**Task to complete**
From the first line to the last, return the data exactly as it stands.

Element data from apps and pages

---+---

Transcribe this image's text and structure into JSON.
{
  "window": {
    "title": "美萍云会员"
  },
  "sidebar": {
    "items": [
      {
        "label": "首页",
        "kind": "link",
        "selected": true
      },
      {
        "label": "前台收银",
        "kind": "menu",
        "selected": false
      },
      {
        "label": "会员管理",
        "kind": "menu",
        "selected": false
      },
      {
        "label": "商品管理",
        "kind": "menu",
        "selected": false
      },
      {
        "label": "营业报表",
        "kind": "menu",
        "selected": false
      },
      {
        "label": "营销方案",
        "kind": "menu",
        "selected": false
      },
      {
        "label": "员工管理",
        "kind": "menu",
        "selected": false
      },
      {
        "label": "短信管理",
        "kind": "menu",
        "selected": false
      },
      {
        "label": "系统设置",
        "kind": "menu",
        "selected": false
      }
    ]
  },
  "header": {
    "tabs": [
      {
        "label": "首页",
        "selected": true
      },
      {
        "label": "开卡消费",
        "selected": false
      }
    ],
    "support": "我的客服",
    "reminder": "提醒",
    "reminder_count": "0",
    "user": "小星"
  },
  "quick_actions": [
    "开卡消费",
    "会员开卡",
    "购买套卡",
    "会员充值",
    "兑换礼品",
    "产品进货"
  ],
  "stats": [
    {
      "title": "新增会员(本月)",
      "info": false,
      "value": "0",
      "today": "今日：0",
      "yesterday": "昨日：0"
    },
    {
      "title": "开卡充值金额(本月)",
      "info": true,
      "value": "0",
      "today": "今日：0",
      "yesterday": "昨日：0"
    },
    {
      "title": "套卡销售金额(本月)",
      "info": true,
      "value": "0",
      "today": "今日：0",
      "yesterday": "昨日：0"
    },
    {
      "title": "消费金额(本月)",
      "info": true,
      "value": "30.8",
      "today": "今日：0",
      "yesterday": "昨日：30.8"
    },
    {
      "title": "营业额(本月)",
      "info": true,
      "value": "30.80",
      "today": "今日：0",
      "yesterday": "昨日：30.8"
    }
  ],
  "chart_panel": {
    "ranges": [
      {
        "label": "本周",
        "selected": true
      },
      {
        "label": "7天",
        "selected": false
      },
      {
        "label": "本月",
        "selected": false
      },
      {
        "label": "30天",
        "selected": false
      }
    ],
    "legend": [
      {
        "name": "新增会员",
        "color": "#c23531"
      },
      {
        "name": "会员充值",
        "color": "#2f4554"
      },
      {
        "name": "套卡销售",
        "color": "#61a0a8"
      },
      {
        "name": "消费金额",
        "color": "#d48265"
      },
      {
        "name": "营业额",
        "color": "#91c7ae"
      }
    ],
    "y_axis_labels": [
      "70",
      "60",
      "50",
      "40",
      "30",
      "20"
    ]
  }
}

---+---

**Task output**
Transcribe this image's text and structure into JSON.
{
  "window": {
    "title": "美萍云会员"
  },
  "sidebar": {
    "items": [
      {
        "label": "首页",
        "kind": "link",
        "selected": true
      },
      {
        "label": "前台收银",
        "kind": "menu",
        "selected": false
      },
      {
        "label": "会员管理",
        "kind": "menu",
        "selected": false
      },
      {
        "label": "商品管理",
        "kind": "menu",
        "selected": false
      },
      {
        "label": "营业报表",
        "kind": "menu",
        "selected": false
      },
      {
        "label": "营销方案",
        "kind": "menu",
        "selected": false
      },
      {
        "label": "员工管理",
        "kind": "menu",
        "selected": false
      },
      {
        "label": "短信管理",
        "kind": "menu",
        "selected": false
      },
      {
        "label": "系统设置",
        "kind": "menu",
        "selected": false
      }
    ]
  },
  "header": {
    "tabs": [
      {
        "label": "首页",
        "selected": true
      },
      {
        "label": "开卡消费",
        "selected": false
      }
    ],
    "support": "我的客服",
    "reminder": "提醒",
    "reminder_count": "0",
    "user": "小星"
  },
  "quick_actions": [
    "开卡消费",
    "会员开卡",
    "购买套卡",
    "会员充值",
    "兑换礼品",
    "产品进货"
  ],
  "stats": [
    {
      "title": "新增会员(本月)",
      "info": false,
      "value": "0",
      "today": "今日：0",
      "yesterday": "昨日：0"
    },
    {
      "title": "开卡充值金额(本月)",
      "info": true,
      "value": "0",
      "today": "今日：0",
      "yesterday": "昨日：0"
    },
    {
      "title": "套卡销售金额(本月)",
      "info": true,
      "value": "0",
      "today": "今日：0",
      "yesterday": "昨日：0"
    },
    {
      "title": "消费金额(本月)",
      "info": true,
      "value": "30.8",
      "today": "今日：0",
      "yesterday": "昨日：30.8"
    },
    {
      "title": "营业额(本月)",
      "info": true,
      "value": "30.80",
      "today": "今日：0",
      "yesterday": "昨日：30.8"
    }
  ],
  "chart_panel": {
    "ranges": [
      {
        "label": "本周",
        "selected": true
      },
      {
        "label": "7天",
        "selected": false
      },
      {
        "label": "本月",
        "selected": false
      },
      {
        "label": "30天",
        "selected": false
      }
    ],
    "legend": [
      {
        "name": "新增会员",
        "color": "#c23531"
      },
      {
        "name": "会员充值",
        "color": "#2f4554"
      },
      {
        "name": "套卡销售",
        "color": "#61a0a8"
      },
      {
        "name": "消费金额",
        "color": "#d48265"
      },
      {
        "name": "营业额",
        "color": "#91c7ae"
      }
    ],
    "y_axis_labels": [
      "70",
      "60",
      "50",
      "40",
      "30",
      "20"
    ]
  }
}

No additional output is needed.